(Collection entries)
>>>>>
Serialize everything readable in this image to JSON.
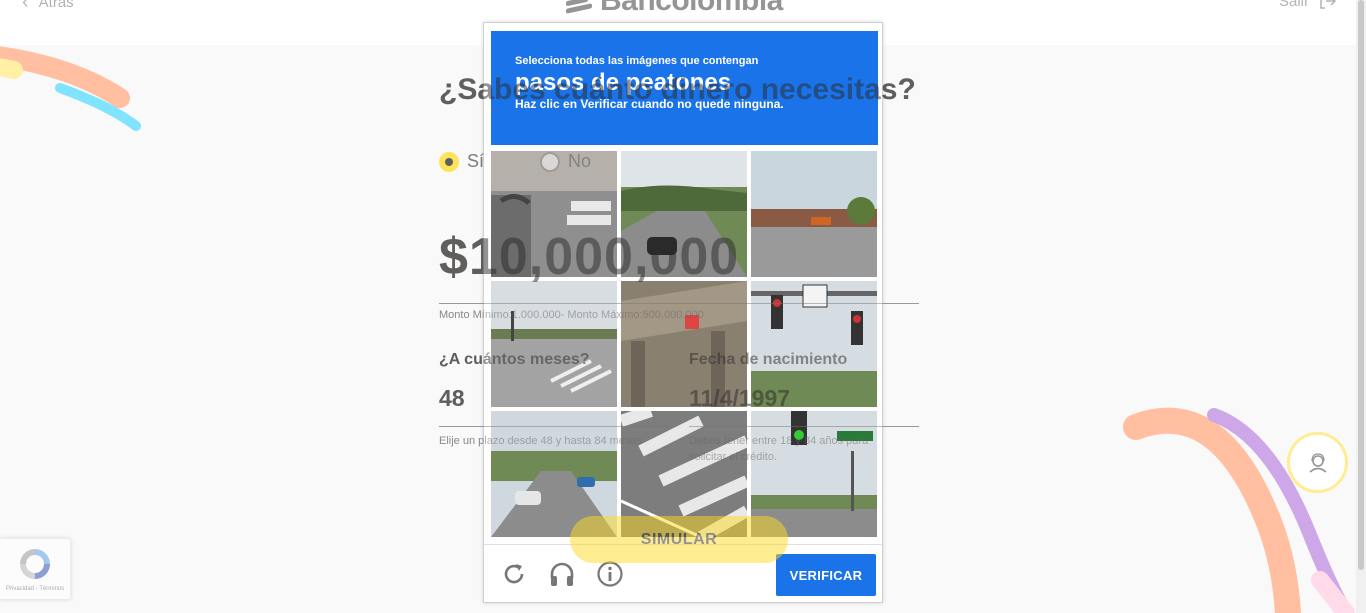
{
  "app": {
    "back_label": "Atrás",
    "brand": "Bancolombia",
    "exit_label": "Salir"
  },
  "form": {
    "question": "¿Sabes cuánto dinero necesitas?",
    "option_yes": "Sí",
    "option_no": "No",
    "selected": "Sí",
    "amount": "$10,000,000",
    "amount_hint": "Monto Mínimo:1.000.000- Monto Máximo:500.000.000",
    "months_label": "¿A cuántos meses?",
    "months_value": "48",
    "months_hint": "Elije un plazo desde 48 y hasta 84 meses",
    "birth_label": "Fecha de nacimiento",
    "birth_value": "11/4/1997",
    "birth_hint": "Debes tener entre 18 y 84 años para solicitar el crédito.",
    "submit_label": "SIMULAR"
  },
  "captcha": {
    "instruction_line1": "Selecciona todas las imágenes que contengan",
    "target": "pasos de peatones",
    "instruction_line3": "Haz clic en Verificar cuando no quede ninguna.",
    "verify_label": "VERIFICAR",
    "tiles": [
      {
        "scene": "crosswalk-street-corner"
      },
      {
        "scene": "road-with-car"
      },
      {
        "scene": "suburban-intersection"
      },
      {
        "scene": "intersection-traffic-light"
      },
      {
        "scene": "highway-overpass"
      },
      {
        "scene": "traffic-lights-signs"
      },
      {
        "scene": "street-with-cars"
      },
      {
        "scene": "crosswalk-closeup"
      },
      {
        "scene": "traffic-light-road"
      }
    ],
    "tools": [
      "reload-icon",
      "audio-icon",
      "info-icon"
    ]
  },
  "recaptcha_badge": {
    "legal": "Privacidad - Términos"
  },
  "colors": {
    "brand_yellow": "#fdda24",
    "captcha_blue": "#1a73e8",
    "deco_orange": "#ff7f41",
    "deco_cyan": "#00c8ff",
    "deco_purple": "#9c4fd1",
    "deco_pink": "#ffb4d2"
  }
}
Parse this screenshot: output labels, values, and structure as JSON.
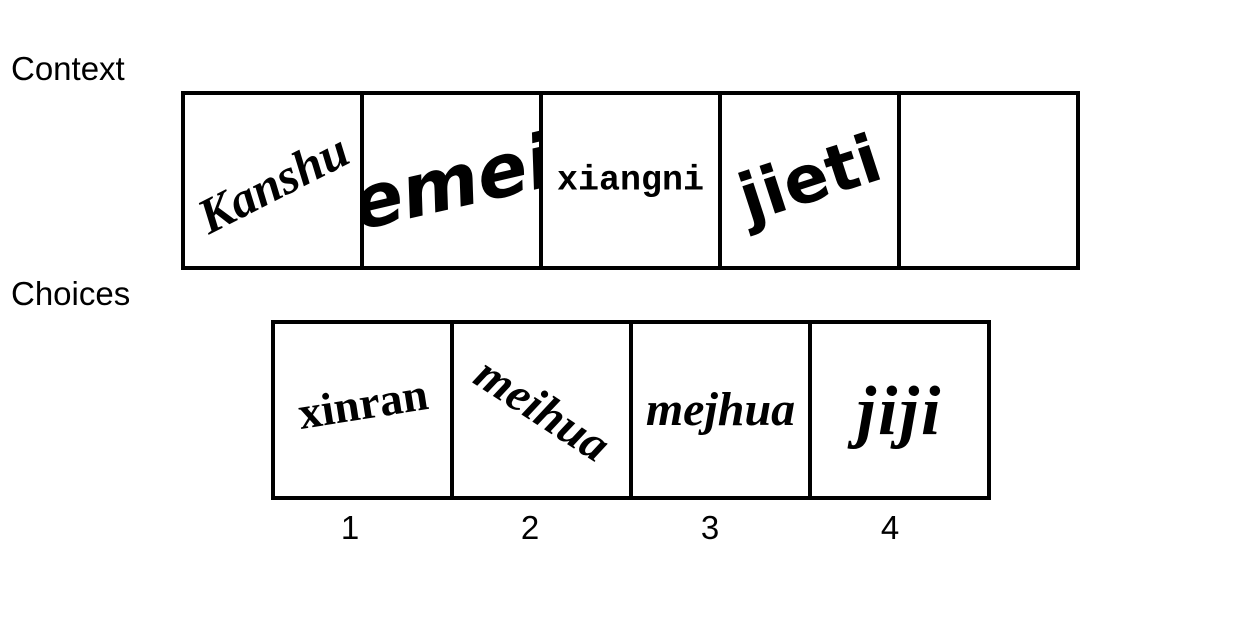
{
  "context": {
    "label": "Context",
    "items": [
      "Kanshu",
      "emei",
      "xiangni",
      "jieti",
      ""
    ]
  },
  "choices": {
    "label": "Choices",
    "items": [
      {
        "number": "1",
        "word": "xinran"
      },
      {
        "number": "2",
        "word": "meihua"
      },
      {
        "number": "3",
        "word": "mejhua"
      },
      {
        "number": "4",
        "word": "jiji"
      }
    ]
  }
}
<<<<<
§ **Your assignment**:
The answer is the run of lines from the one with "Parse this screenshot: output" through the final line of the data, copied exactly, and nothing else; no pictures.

§ **Response box**:
Parse this screenshot: output labels, values, and structure as JSON.
{
  "context": {
    "label": "Context",
    "items": [
      "Kanshu",
      "emei",
      "xiangni",
      "jieti",
      ""
    ]
  },
  "choices": {
    "label": "Choices",
    "items": [
      {
        "number": "1",
        "word": "xinran"
      },
      {
        "number": "2",
        "word": "meihua"
      },
      {
        "number": "3",
        "word": "mejhua"
      },
      {
        "number": "4",
        "word": "jiji"
      }
    ]
  }
}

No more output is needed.